━━━━━ Input data ━━━━━

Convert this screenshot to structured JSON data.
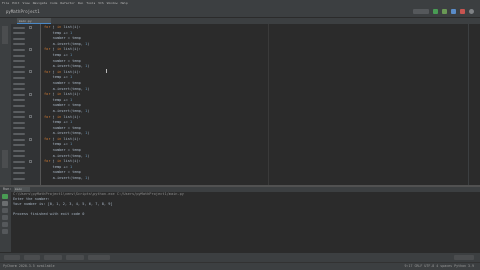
{
  "colors": {
    "background": "#2b2b2b",
    "chrome": "#3c3f41",
    "keyword": "#cc7832",
    "string": "#6a8759",
    "number": "#6897bb",
    "text": "#a9b7c6"
  },
  "menu": [
    "File",
    "Edit",
    "View",
    "Navigate",
    "Code",
    "Refactor",
    "Run",
    "Tools",
    "VCS",
    "Window",
    "Help"
  ],
  "project": {
    "name": "pyMathProject1"
  },
  "editor_tab": {
    "label": "main.py"
  },
  "toolbar_icons": [
    "run-config-icon",
    "run-icon",
    "debug-icon",
    "coverage-icon",
    "stop-icon",
    "search-icon"
  ],
  "code_lines": [
    [
      [
        "k",
        "for "
      ],
      [
        "v",
        "j "
      ],
      [
        "k",
        "in "
      ],
      [
        "v",
        "list(i):"
      ]
    ],
    [
      [
        "v",
        "    temp += "
      ],
      [
        "n",
        "1"
      ]
    ],
    [
      [
        "v",
        "    number = temp"
      ]
    ],
    [
      [
        "v",
        "    a.insert(temp, "
      ],
      [
        "n",
        "1"
      ],
      [
        "v",
        ")"
      ]
    ],
    [
      [
        "k",
        "for "
      ],
      [
        "v",
        "j "
      ],
      [
        "k",
        "in "
      ],
      [
        "v",
        "list(i):"
      ]
    ],
    [
      [
        "v",
        "    temp += "
      ],
      [
        "n",
        "1"
      ]
    ],
    [
      [
        "v",
        "    number = temp"
      ]
    ],
    [
      [
        "v",
        "    a.insert(temp, "
      ],
      [
        "n",
        "1"
      ],
      [
        "v",
        ")"
      ]
    ],
    [
      [
        "k",
        "for "
      ],
      [
        "v",
        "j "
      ],
      [
        "k",
        "in "
      ],
      [
        "v",
        "list(i):"
      ]
    ],
    [
      [
        "v",
        "    temp += "
      ],
      [
        "n",
        "1"
      ]
    ],
    [
      [
        "v",
        "    number = temp"
      ]
    ],
    [
      [
        "v",
        "    a.insert(temp, "
      ],
      [
        "n",
        "1"
      ],
      [
        "v",
        ")"
      ]
    ],
    [
      [
        "k",
        "for "
      ],
      [
        "v",
        "j "
      ],
      [
        "k",
        "in "
      ],
      [
        "v",
        "list(i):"
      ]
    ],
    [
      [
        "v",
        "    temp += "
      ],
      [
        "n",
        "1"
      ]
    ],
    [
      [
        "v",
        "    number = temp"
      ]
    ],
    [
      [
        "v",
        "    a.insert(temp, "
      ],
      [
        "n",
        "1"
      ],
      [
        "v",
        ")"
      ]
    ],
    [
      [
        "k",
        "for "
      ],
      [
        "v",
        "j "
      ],
      [
        "k",
        "in "
      ],
      [
        "v",
        "list(i):"
      ]
    ],
    [
      [
        "v",
        "    temp += "
      ],
      [
        "n",
        "1"
      ]
    ],
    [
      [
        "v",
        "    number = temp"
      ]
    ],
    [
      [
        "v",
        "    a.insert(temp, "
      ],
      [
        "n",
        "1"
      ],
      [
        "v",
        ")"
      ]
    ],
    [
      [
        "k",
        "for "
      ],
      [
        "v",
        "j "
      ],
      [
        "k",
        "in "
      ],
      [
        "v",
        "list(i):"
      ]
    ],
    [
      [
        "v",
        "    temp += "
      ],
      [
        "n",
        "1"
      ]
    ],
    [
      [
        "v",
        "    number = temp"
      ]
    ],
    [
      [
        "v",
        "    a.insert(temp, "
      ],
      [
        "n",
        "1"
      ],
      [
        "v",
        ")"
      ]
    ],
    [
      [
        "k",
        "for "
      ],
      [
        "v",
        "j "
      ],
      [
        "k",
        "in "
      ],
      [
        "v",
        "list(i):"
      ]
    ],
    [
      [
        "v",
        "    temp += "
      ],
      [
        "n",
        "1"
      ]
    ],
    [
      [
        "v",
        "    number = temp"
      ]
    ],
    [
      [
        "v",
        "    a.insert(temp, "
      ],
      [
        "n",
        "1"
      ],
      [
        "v",
        ")"
      ]
    ]
  ],
  "run": {
    "label": "Run:",
    "tab": "main",
    "command": "C:\\Users\\pyMathProject1\\venv\\Scripts\\python.exe C:/Users/pyMathProject1/main.py",
    "prompt": "Enter the number: ",
    "output": "Your number is: [0, 1, 2, 3, 4, 5, 6, 7, 8, 9]",
    "exit": "Process finished with exit code 0"
  },
  "status": {
    "text": "PyCharm 2020.3.5 available",
    "position": "9:17  CRLF  UTF-8  4 spaces  Python 3.9"
  }
}
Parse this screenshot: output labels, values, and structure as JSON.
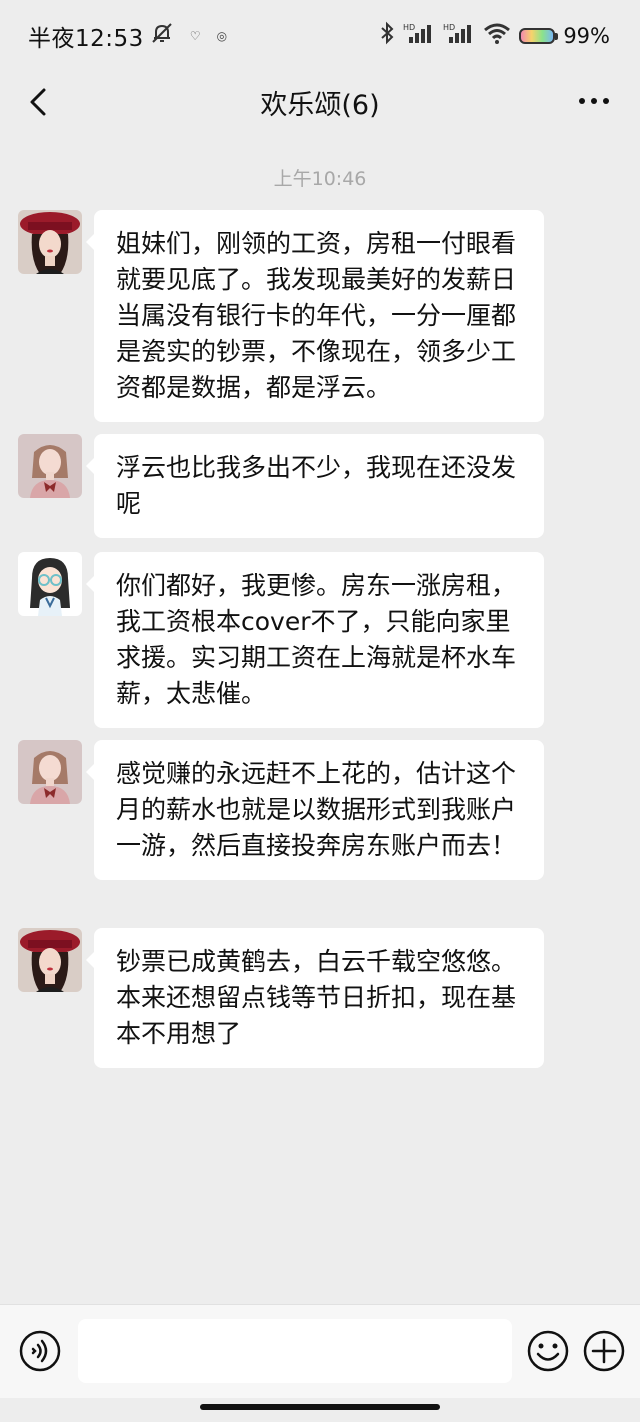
{
  "status_bar": {
    "time": "半夜12:53",
    "battery_text": "99%"
  },
  "header": {
    "title": "欢乐颂(6)"
  },
  "chat": {
    "timestamp": "上午10:46",
    "messages": [
      {
        "avatar": "avatar-woman-red-hat",
        "text": "姐妹们，刚领的工资，房租一付眼看就要见底了。我发现最美好的发薪日当属没有银行卡的年代，一分一厘都是瓷实的钞票，不像现在，领多少工资都是数据，都是浮云。"
      },
      {
        "avatar": "avatar-woman-pink-bow",
        "text": "浮云也比我多出不少，我现在还没发呢"
      },
      {
        "avatar": "avatar-cartoon-girl-glasses",
        "text": "你们都好，我更惨。房东一涨房租，我工资根本cover不了，只能向家里求援。实习期工资在上海就是杯水车薪，太悲催。"
      },
      {
        "avatar": "avatar-woman-pink-bow",
        "text": "感觉赚的永远赶不上花的，估计这个月的薪水也就是以数据形式到我账户一游，然后直接投奔房东账户而去！"
      },
      {
        "avatar": "avatar-woman-red-hat",
        "text": "钞票已成黄鹤去，白云千载空悠悠。本来还想留点钱等节日折扣，现在基本不用想了"
      }
    ]
  },
  "input_bar": {
    "value": ""
  }
}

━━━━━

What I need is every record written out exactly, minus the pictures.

## [Reply to the task]
Convert this screenshot to structured JSON data.
{
  "colors": {
    "background": "#2b2b2b",
    "chrome": "#3c3f41",
    "keyword": "#cc7832",
    "string": "#6a8759",
    "number": "#6897bb",
    "text": "#a9b7c6"
  },
  "menu": [
    "File",
    "Edit",
    "View",
    "Navigate",
    "Code",
    "Refactor",
    "Run",
    "Tools",
    "VCS",
    "Window",
    "Help"
  ],
  "project": {
    "name": "pyMathProject1"
  },
  "editor_tab": {
    "label": "main.py"
  },
  "toolbar_icons": [
    "run-config-icon",
    "run-icon",
    "debug-icon",
    "coverage-icon",
    "stop-icon",
    "search-icon"
  ],
  "code_lines": [
    [
      [
        "k",
        "for "
      ],
      [
        "v",
        "j "
      ],
      [
        "k",
        "in "
      ],
      [
        "v",
        "list(i):"
      ]
    ],
    [
      [
        "v",
        "    temp += "
      ],
      [
        "n",
        "1"
      ]
    ],
    [
      [
        "v",
        "    number = temp"
      ]
    ],
    [
      [
        "v",
        "    a.insert(temp, "
      ],
      [
        "n",
        "1"
      ],
      [
        "v",
        ")"
      ]
    ],
    [
      [
        "k",
        "for "
      ],
      [
        "v",
        "j "
      ],
      [
        "k",
        "in "
      ],
      [
        "v",
        "list(i):"
      ]
    ],
    [
      [
        "v",
        "    temp += "
      ],
      [
        "n",
        "1"
      ]
    ],
    [
      [
        "v",
        "    number = temp"
      ]
    ],
    [
      [
        "v",
        "    a.insert(temp, "
      ],
      [
        "n",
        "1"
      ],
      [
        "v",
        ")"
      ]
    ],
    [
      [
        "k",
        "for "
      ],
      [
        "v",
        "j "
      ],
      [
        "k",
        "in "
      ],
      [
        "v",
        "list(i):"
      ]
    ],
    [
      [
        "v",
        "    temp += "
      ],
      [
        "n",
        "1"
      ]
    ],
    [
      [
        "v",
        "    number = temp"
      ]
    ],
    [
      [
        "v",
        "    a.insert(temp, "
      ],
      [
        "n",
        "1"
      ],
      [
        "v",
        ")"
      ]
    ],
    [
      [
        "k",
        "for "
      ],
      [
        "v",
        "j "
      ],
      [
        "k",
        "in "
      ],
      [
        "v",
        "list(i):"
      ]
    ],
    [
      [
        "v",
        "    temp += "
      ],
      [
        "n",
        "1"
      ]
    ],
    [
      [
        "v",
        "    number = temp"
      ]
    ],
    [
      [
        "v",
        "    a.insert(temp, "
      ],
      [
        "n",
        "1"
      ],
      [
        "v",
        ")"
      ]
    ],
    [
      [
        "k",
        "for "
      ],
      [
        "v",
        "j "
      ],
      [
        "k",
        "in "
      ],
      [
        "v",
        "list(i):"
      ]
    ],
    [
      [
        "v",
        "    temp += "
      ],
      [
        "n",
        "1"
      ]
    ],
    [
      [
        "v",
        "    number = temp"
      ]
    ],
    [
      [
        "v",
        "    a.insert(temp, "
      ],
      [
        "n",
        "1"
      ],
      [
        "v",
        ")"
      ]
    ],
    [
      [
        "k",
        "for "
      ],
      [
        "v",
        "j "
      ],
      [
        "k",
        "in "
      ],
      [
        "v",
        "list(i):"
      ]
    ],
    [
      [
        "v",
        "    temp += "
      ],
      [
        "n",
        "1"
      ]
    ],
    [
      [
        "v",
        "    number = temp"
      ]
    ],
    [
      [
        "v",
        "    a.insert(temp, "
      ],
      [
        "n",
        "1"
      ],
      [
        "v",
        ")"
      ]
    ],
    [
      [
        "k",
        "for "
      ],
      [
        "v",
        "j "
      ],
      [
        "k",
        "in "
      ],
      [
        "v",
        "list(i):"
      ]
    ],
    [
      [
        "v",
        "    temp += "
      ],
      [
        "n",
        "1"
      ]
    ],
    [
      [
        "v",
        "    number = temp"
      ]
    ],
    [
      [
        "v",
        "    a.insert(temp, "
      ],
      [
        "n",
        "1"
      ],
      [
        "v",
        ")"
      ]
    ]
  ],
  "run": {
    "label": "Run:",
    "tab": "main",
    "command": "C:\\Users\\pyMathProject1\\venv\\Scripts\\python.exe C:/Users/pyMathProject1/main.py",
    "prompt": "Enter the number: ",
    "output": "Your number is: [0, 1, 2, 3, 4, 5, 6, 7, 8, 9]",
    "exit": "Process finished with exit code 0"
  },
  "status": {
    "text": "PyCharm 2020.3.5 available",
    "position": "9:17  CRLF  UTF-8  4 spaces  Python 3.9"
  }
}
Parse this screenshot: output labels, values, and structure as JSON.
{
  "status_bar": {
    "time": "半夜12:53",
    "battery_text": "99%"
  },
  "header": {
    "title": "欢乐颂(6)"
  },
  "chat": {
    "timestamp": "上午10:46",
    "messages": [
      {
        "avatar": "avatar-woman-red-hat",
        "text": "姐妹们，刚领的工资，房租一付眼看就要见底了。我发现最美好的发薪日当属没有银行卡的年代，一分一厘都是瓷实的钞票，不像现在，领多少工资都是数据，都是浮云。"
      },
      {
        "avatar": "avatar-woman-pink-bow",
        "text": "浮云也比我多出不少，我现在还没发呢"
      },
      {
        "avatar": "avatar-cartoon-girl-glasses",
        "text": "你们都好，我更惨。房东一涨房租，我工资根本cover不了，只能向家里求援。实习期工资在上海就是杯水车薪，太悲催。"
      },
      {
        "avatar": "avatar-woman-pink-bow",
        "text": "感觉赚的永远赶不上花的，估计这个月的薪水也就是以数据形式到我账户一游，然后直接投奔房东账户而去！"
      },
      {
        "avatar": "avatar-woman-red-hat",
        "text": "钞票已成黄鹤去，白云千载空悠悠。本来还想留点钱等节日折扣，现在基本不用想了"
      }
    ]
  },
  "input_bar": {
    "value": ""
  }
}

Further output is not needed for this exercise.